Middlebury College’s president got some press a while ago for capping the increase in tuition. Specifically, any tuition increases were capped at 1% over the Consumer Price Index, the standard measure of inflation in the US.
I’m not sure if whomever proposed this doesn’t understand exponential growth, or if Middlebury’s president didn’t understand it, or if he thinks that we don’t understand it, but I do, and let me explain it to you. Most of my data comes from Middlebury’s website, or comes directly or indirectly from the census bureau.
Middlebury’s total cost in 2010 was $50,400. This is a “comprehensive fee” that includes tuition, room, board, fees, and so forth. I’m going to assume that they won’t sneakily put massive increases into things other than tuition.
The median household income in the US in 2010 was $49,445.
The average rate of inflation in the US is 3.16%, averaging since 1958. Median household income grew at 0.04% over inflation since 1989. Naturally, these things fluctuate a lot as the market goes up and down, but those are the averages.
We can use this average to estimate the future tuition at Middlebury, and the future median income in the US. Here’s a graph.
If Middlebury’s tuition increases at their capped amount, the cost of going to school there will pass $100,000 per year in about 2027-28. This would be fine if we were all making $150,000 per year, but as you can see, we’re not.
More instructive, perhaps, is the gap between median income and tuition:
You can see that by 2040, tuition at Middlebury will cost about 35% more than the median household in the US makes per year.
Sadly I don’t have good data for the amount of financial aid available and how that changes by year, but unless it grows at more than 1% over the inflation rate, it’s not going to help.

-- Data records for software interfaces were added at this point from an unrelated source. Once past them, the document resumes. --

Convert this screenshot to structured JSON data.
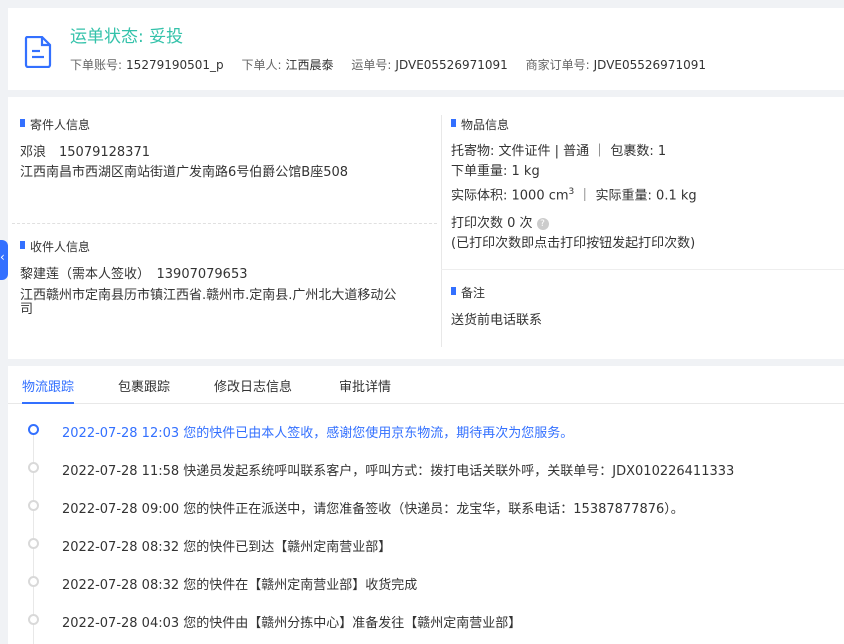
{
  "header": {
    "status_label": "运单状态: 妥投",
    "account_label": "下单账号:",
    "account_value": "15279190501_p",
    "orderer_label": "下单人:",
    "orderer_value": "江西晨泰",
    "waybill_label": "运单号:",
    "waybill_value": "JDVE05526971091",
    "merchant_label": "商家订单号:",
    "merchant_value": "JDVE05526971091"
  },
  "sender": {
    "title": "寄件人信息",
    "name_phone": "邓浪　15079128371",
    "address": "江西南昌市西湖区南站街道广发南路6号伯爵公馆B座508"
  },
  "receiver": {
    "title": "收件人信息",
    "name_phone": "黎建莲（需本人签收）　13907079653",
    "address_line1": "江西赣州市定南县历市镇江西省.赣州市.定南县.广州北大道移动公",
    "address_line2": "司"
  },
  "goods": {
    "title": "物品信息",
    "line1": "托寄物:  文件证件 | 普通 ｜ 包裹数:  1",
    "line2": "下单重量:   1 kg",
    "line3_prefix": "实际体积:    1000 cm",
    "line3_sup": "3",
    "line3_suffix": " ｜ 实际重量:    0.1 kg",
    "print_count": "打印次数    0 次",
    "help_glyph": "?",
    "print_note": "(已打印次数即点击打印按钮发起打印次数)"
  },
  "remark": {
    "title": "备注",
    "text": "送货前电话联系"
  },
  "tabs": [
    {
      "label": "物流跟踪"
    },
    {
      "label": "包裹跟踪"
    },
    {
      "label": "修改日志信息"
    },
    {
      "label": "审批详情"
    }
  ],
  "timeline": [
    {
      "text": "2022-07-28 12:03  您的快件已由本人签收，感谢您使用京东物流，期待再次为您服务。"
    },
    {
      "text": "2022-07-28 11:58  快递员发起系统呼叫联系客户，呼叫方式：拨打电话关联外呼，关联单号：JDX010226411333"
    },
    {
      "text": "2022-07-28 09:00  您的快件正在派送中，请您准备签收（快递员：龙宝华，联系电话：15387877876）。"
    },
    {
      "text": "2022-07-28 08:32  您的快件已到达【赣州定南营业部】"
    },
    {
      "text": "2022-07-28 08:32  您的快件在【赣州定南营业部】收货完成"
    },
    {
      "text": "2022-07-28 04:03  您的快件由【赣州分拣中心】准备发往【赣州定南营业部】"
    }
  ],
  "colors": {
    "accent": "#3370ff",
    "status": "#34c2aa"
  },
  "icons": {
    "header": "document-icon",
    "side": "collapse-arrow-icon",
    "help": "help-icon"
  }
}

It is a truism in science that exponential growth can’t continue forever. Eventually the graph turns either cyclic or logistic, and the growth stops. Inflation is a special case; it can keep going forever because we can just revalue the currency to take some zeroes off the end of the bills, as Mexico did with the “new peso” in 1993. When something’s cost regularly increases at more than the rate of inflation, it will eventually need to stop because no one will be able to pay for it.
Exponential growth is a real killer. Middlebury’s plan is better than the average college’s increase. The average for four-year schools is about twice the inflation rate, which would lead to a massive disparity of 160% by 2040. However, it still doesn’t genuinely make the school more affordable.
The only way to make your school more affordable is to have your tuition increase at less than the rate of inflation. Anything more is still exponential growth.